Supplied entries:

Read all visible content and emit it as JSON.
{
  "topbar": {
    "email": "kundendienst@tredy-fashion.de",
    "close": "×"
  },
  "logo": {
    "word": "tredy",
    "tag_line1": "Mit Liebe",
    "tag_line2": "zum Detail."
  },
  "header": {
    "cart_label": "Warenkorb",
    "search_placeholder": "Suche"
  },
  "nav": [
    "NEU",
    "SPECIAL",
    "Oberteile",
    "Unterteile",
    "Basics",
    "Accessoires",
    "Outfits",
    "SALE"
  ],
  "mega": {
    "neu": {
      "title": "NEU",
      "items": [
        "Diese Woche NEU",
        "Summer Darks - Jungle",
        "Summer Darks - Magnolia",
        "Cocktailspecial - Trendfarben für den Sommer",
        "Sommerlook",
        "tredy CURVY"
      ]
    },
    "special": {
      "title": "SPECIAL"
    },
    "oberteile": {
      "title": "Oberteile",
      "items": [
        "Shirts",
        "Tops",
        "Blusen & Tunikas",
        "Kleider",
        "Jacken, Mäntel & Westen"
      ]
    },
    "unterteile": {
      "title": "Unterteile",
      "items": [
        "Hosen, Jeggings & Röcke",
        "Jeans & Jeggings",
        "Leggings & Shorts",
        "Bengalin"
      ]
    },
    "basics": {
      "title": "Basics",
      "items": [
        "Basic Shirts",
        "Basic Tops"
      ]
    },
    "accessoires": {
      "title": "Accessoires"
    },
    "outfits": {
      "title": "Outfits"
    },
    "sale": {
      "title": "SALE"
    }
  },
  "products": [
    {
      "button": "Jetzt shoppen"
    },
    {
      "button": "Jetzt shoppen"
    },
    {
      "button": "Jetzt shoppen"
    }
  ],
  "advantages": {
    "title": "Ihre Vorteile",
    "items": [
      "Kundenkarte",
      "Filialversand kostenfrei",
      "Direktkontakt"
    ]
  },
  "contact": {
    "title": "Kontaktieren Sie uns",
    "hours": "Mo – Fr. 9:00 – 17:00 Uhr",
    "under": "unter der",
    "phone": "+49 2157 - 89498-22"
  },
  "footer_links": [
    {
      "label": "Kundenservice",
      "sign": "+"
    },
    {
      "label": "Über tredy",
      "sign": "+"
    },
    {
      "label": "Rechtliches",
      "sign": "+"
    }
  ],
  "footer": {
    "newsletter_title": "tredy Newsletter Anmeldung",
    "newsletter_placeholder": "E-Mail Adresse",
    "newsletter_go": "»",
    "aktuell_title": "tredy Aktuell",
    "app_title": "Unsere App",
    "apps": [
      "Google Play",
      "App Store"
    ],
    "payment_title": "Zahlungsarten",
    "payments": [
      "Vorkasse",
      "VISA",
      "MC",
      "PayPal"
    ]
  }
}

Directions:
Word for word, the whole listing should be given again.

Solution to this problem:
Read all visible content and emit it as JSON.
{
  "topbar": {
    "email": "kundendienst@tredy-fashion.de",
    "close": "×"
  },
  "logo": {
    "word": "tredy",
    "tag_line1": "Mit Liebe",
    "tag_line2": "zum Detail."
  },
  "header": {
    "cart_label": "Warenkorb",
    "search_placeholder": "Suche"
  },
  "nav": [
    "NEU",
    "SPECIAL",
    "Oberteile",
    "Unterteile",
    "Basics",
    "Accessoires",
    "Outfits",
    "SALE"
  ],
  "mega": {
    "neu": {
      "title": "NEU",
      "items": [
        "Diese Woche NEU",
        "Summer Darks - Jungle",
        "Summer Darks - Magnolia",
        "Cocktailspecial - Trendfarben für den Sommer",
        "Sommerlook",
        "tredy CURVY"
      ]
    },
    "special": {
      "title": "SPECIAL"
    },
    "oberteile": {
      "title": "Oberteile",
      "items": [
        "Shirts",
        "Tops",
        "Blusen & Tunikas",
        "Kleider",
        "Jacken, Mäntel & Westen"
      ]
    },
    "unterteile": {
      "title": "Unterteile",
      "items": [
        "Hosen, Jeggings & Röcke",
        "Jeans & Jeggings",
        "Leggings & Shorts",
        "Bengalin"
      ]
    },
    "basics": {
      "title": "Basics",
      "items": [
        "Basic Shirts",
        "Basic Tops"
      ]
    },
    "accessoires": {
      "title": "Accessoires"
    },
    "outfits": {
      "title": "Outfits"
    },
    "sale": {
      "title": "SALE"
    }
  },
  "products": [
    {
      "button": "Jetzt shoppen"
    },
    {
      "button": "Jetzt shoppen"
    },
    {
      "button": "Jetzt shoppen"
    }
  ],
  "advantages": {
    "title": "Ihre Vorteile",
    "items": [
      "Kundenkarte",
      "Filialversand kostenfrei",
      "Direktkontakt"
    ]
  },
  "contact": {
    "title": "Kontaktieren Sie uns",
    "hours": "Mo – Fr. 9:00 – 17:00 Uhr",
    "under": "unter der",
    "phone": "+49 2157 - 89498-22"
  },
  "footer_links": [
    {
      "label": "Kundenservice",
      "sign": "+"
    },
    {
      "label": "Über tredy",
      "sign": "+"
    },
    {
      "label": "Rechtliches",
      "sign": "+"
    }
  ],
  "footer": {
    "newsletter_title": "tredy Newsletter Anmeldung",
    "newsletter_placeholder": "E-Mail Adresse",
    "newsletter_go": "»",
    "aktuell_title": "tredy Aktuell",
    "app_title": "Unsere App",
    "apps": [
      "Google Play",
      "App Store"
    ],
    "payment_title": "Zahlungsarten",
    "payments": [
      "Vorkasse",
      "VISA",
      "MC",
      "PayPal"
    ]
  }
}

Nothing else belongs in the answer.